Now that was quite extraordinary

Who’d have thought watching someone read a book would be that fascinating?


Normally it would be a drawback, but Ed being unable to make it down to the June Spirit of Gravity show meant that Laboratoro stepped up their imagination and came up with a singular solution. Xelis set up to the right of the stage with a stack of books; to the left of the stage we had a video projection of Ed sat at his drums. Xelis reads from his books and Ed drums, sometimes they talk to each other. They read and play several books, starting with “Tristram Shandy”, they both read “Fahrenheit 451” in silence for a full 3 minutes. It was a very singular performance, quite unlike anything else. Part of Xelis’ ongoing book project.

The Static Memories

The Static Memories, with Gus Garside on the left (let’s keep the geography for the time being at least), feed each other great chunks of sound back and forth: meaty sonorities, bass runs, sibilant drones, clacks, whistles and whirrs pass back and forth between them. Gus conjures unhealthy squealing and ticks of something, while Dan blasts out a vast sub bass whoom of terror, slides and balloon squeaks, before a modernist folk song played in a factory back room breaks free to plead its special case, before being caged away once more under the stairs. It tries to get free but the spiders seem to be keeping in place….

Luca Nasciuti

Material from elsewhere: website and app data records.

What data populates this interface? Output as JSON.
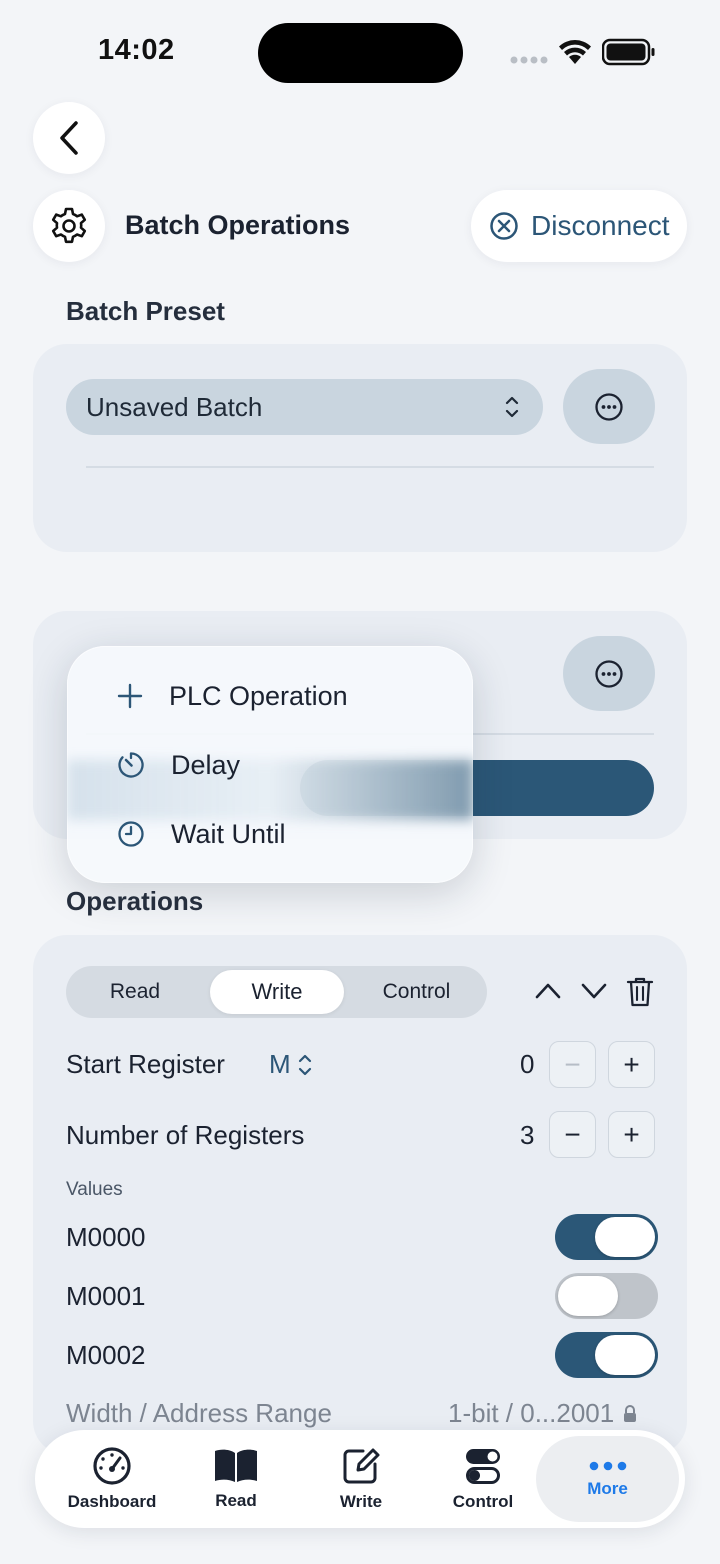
{
  "status_bar": {
    "time": "14:02"
  },
  "header": {
    "title": "Batch Operations",
    "disconnect_label": "Disconnect"
  },
  "batch_preset": {
    "label": "Batch Preset",
    "selected": "Unsaved Batch"
  },
  "add_menu": {
    "items": [
      {
        "label": "PLC Operation",
        "icon": "plus-icon"
      },
      {
        "label": "Delay",
        "icon": "timer-icon"
      },
      {
        "label": "Wait Until",
        "icon": "clock-icon"
      }
    ]
  },
  "operations": {
    "label": "Operations",
    "segments": [
      "Read",
      "Write",
      "Control"
    ],
    "active_segment": "Write",
    "start_register": {
      "label": "Start Register",
      "type": "M",
      "value": "0"
    },
    "num_registers": {
      "label": "Number of Registers",
      "value": "3"
    },
    "values_label": "Values",
    "values": [
      {
        "name": "M0000",
        "on": true
      },
      {
        "name": "M0001",
        "on": false
      },
      {
        "name": "M0002",
        "on": true
      }
    ],
    "range": {
      "label": "Width / Address Range",
      "value": "1-bit / 0...2001"
    }
  },
  "tabbar": {
    "items": [
      {
        "label": "Dashboard",
        "icon": "gauge-icon"
      },
      {
        "label": "Read",
        "icon": "book-icon"
      },
      {
        "label": "Write",
        "icon": "pencil-square-icon"
      },
      {
        "label": "Control",
        "icon": "toggles-icon"
      },
      {
        "label": "More",
        "icon": "ellipsis-icon"
      }
    ],
    "active": "More"
  },
  "colors": {
    "accent": "#2b5777",
    "tab_active": "#1e7ae8",
    "background": "#f3f5f8",
    "card": "#e9edf3"
  }
}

Luca Nasciuti did two pieces, the first was a purely electronic ‘Mirror’, the second was with a video artist Zeynep Dagli ‘Zetetikoi’. While she’s onstage Zeynap is illuminated, but otherwise it’s pretty much darkness apart from her film, warm green glows and cascading rainforests falling down the screen at the back of the stage, like the music constantly rolling towards us: tropical dark, dense. She moves it around on screen, occasionally resolving some jungle sky caught in the distance, while ram’s horn trumpets faintly blow against the metallic shimmer and harsh birds sing. At the end there’s a woman in a spider web hat, white, that’s lifted up onto the mirror ball that glances us all with starlight.